November  5, 2010
0 Ratings
  • Serves 4
Author Notes

Seriously, I feel like I’ve been missing something. Mexican chocolate. I mean I’ve had a Mexican hot chocolate before but have never experienced the pure form of it. The deliciously sugary, cinnamony thick tablets of sweet dark chocolate. It’s a serious love affair, and I’m going to find more and more reasons to sneak these into desserts…or my morning coffee. You’ve been warned – forgoing the recipe in favor of just eating the chocolate did not seem like an outlandish option after the first bite.

Atoles are a group of masa-based Mexican and Central American hot drinks with champurrado a specifically chocolate one. The drink consists of water or milk with masa, spices like cinnamon and/or anise, and chocolate in the case of champurrado. The masa acts as a thickening agent to create a drink that can range in thickness from a pudding-like consistency to a thinner liquid.
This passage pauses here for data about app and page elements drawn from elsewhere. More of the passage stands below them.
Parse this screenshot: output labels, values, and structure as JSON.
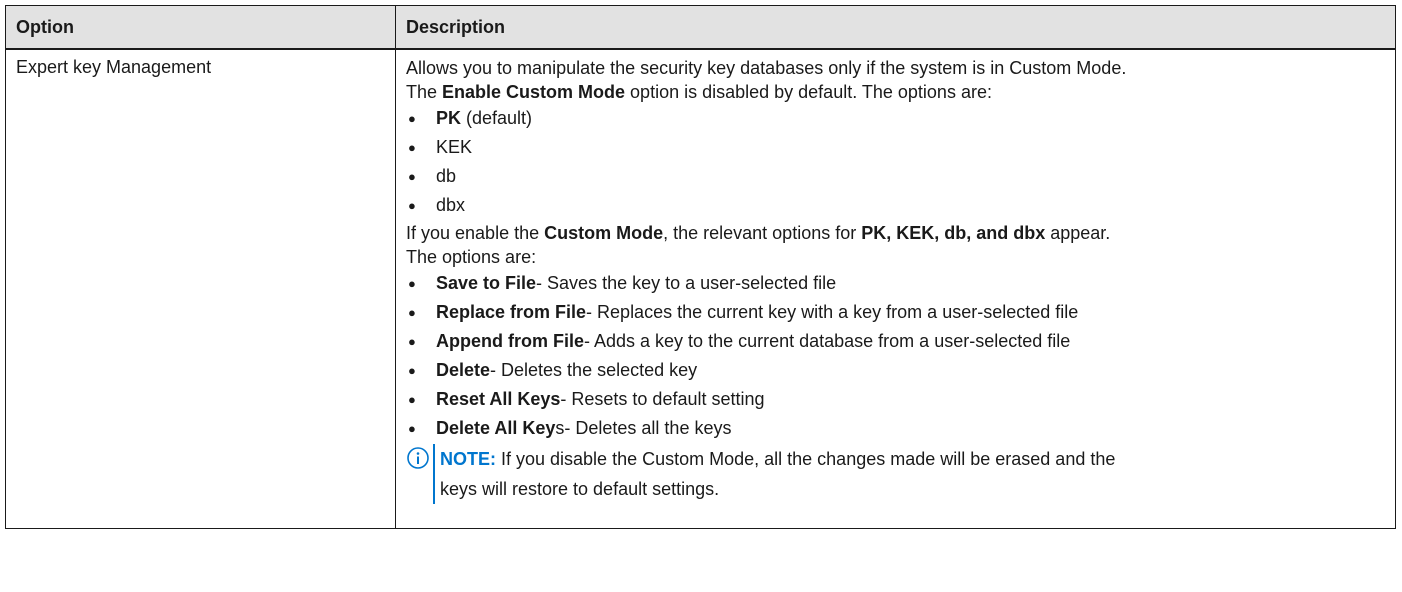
{
  "table": {
    "headers": [
      "Option",
      "Description"
    ],
    "row": {
      "option": "Expert key Management",
      "intro_line1": "Allows you to manipulate the security key databases only if the system is in Custom Mode.",
      "intro_line2_pre": "The ",
      "intro_line2_bold": "Enable Custom Mode",
      "intro_line2_post": " option is disabled by default. The options are:",
      "key_options": [
        {
          "bold": "PK",
          "text": " (default)"
        },
        {
          "bold": "",
          "text": "KEK"
        },
        {
          "bold": "",
          "text": "db"
        },
        {
          "bold": "",
          "text": "dbx"
        }
      ],
      "custom_line1_pre": "If you enable the ",
      "custom_line1_bold1": "Custom Mode",
      "custom_line1_mid": ", the relevant options for ",
      "custom_line1_bold2": "PK, KEK, db, and dbx",
      "custom_line1_post": " appear.",
      "custom_line2": "The options are:",
      "custom_options": [
        {
          "bold": "Save to File",
          "text": "- Saves the key to a user-selected file"
        },
        {
          "bold": "Replace from File",
          "text": "- Replaces the current key with a key from a user-selected file"
        },
        {
          "bold": "Append from File",
          "text": "- Adds a key to the current database from a user-selected file"
        },
        {
          "bold": "Delete",
          "text": "- Deletes the selected key"
        },
        {
          "bold": "Reset All Keys",
          "text": "- Resets to default setting"
        },
        {
          "bold": "Delete All Key",
          "text": "s- Deletes all the keys"
        }
      ],
      "note_label": "NOTE:",
      "note_line1": " If you disable the Custom Mode, all the changes made will be erased and the",
      "note_line2": "keys will restore to default settings."
    }
  },
  "colors": {
    "accent": "#0076ce",
    "header_bg": "#e2e2e2"
  },
  "icons": {
    "note": "info-circle-icon",
    "bullet": "bullet-dot"
  }
}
What You'll Need
  • 4 cups milk
  • 2 tablets Mexican chocolate, chopped into little pieces
  • 1/3 cup masa harina
  • 1/4 cup sugar
  • 1/2 teaspoon salt
  • 1 cinnamon stick
  • 1/2 vanilla bean, split and scraped (optional)
  1. In a saucepan, warm 1 cup of milk on low (want it warm enough to melt the chocolate). Pour into blender and add chocolate pieces and masa harina. Blend on high for 30 seconds, and strain back into the saucepan.
  2. Add remaining milk and ingredients and heat on medium-low. You want to slowly bring the mixture up. Once the mixture begins to bubble, reduce heat to low and let simmer 10 minutes until it thickens and the cinnamon and vanilla have infused. Serve immediately!

See what other Food52ers are saying.

  • S. Rodriguez
    S. Rodriguez
  • aliyaleekong
  • SallyCan
  • Saksgyrl
Chef, Author - Exotic Table: Flavors, Inspiration & Recipes from Around the World to Your Kitchen, Mom to a chickadee ?

4 Reviews

S. R. August 11, 2015
Delicious. I love champurrado, I will drink champurrado even in 100 degree S, California heat! YUM thank you
Saksgyrl May 6, 2012
This reminds me of my childhood.nice.
aliyaleekong November 14, 2010
Thanks, SallyCan. Yes, for this, masa harina. I love that you can vary the thickness, and for other traditional dessert puddings, I usually use a bit of cornstarch or rice flour.
SallyCan November 12, 2010
Thanks for posting this; I've always wondered how to get the thick consistency.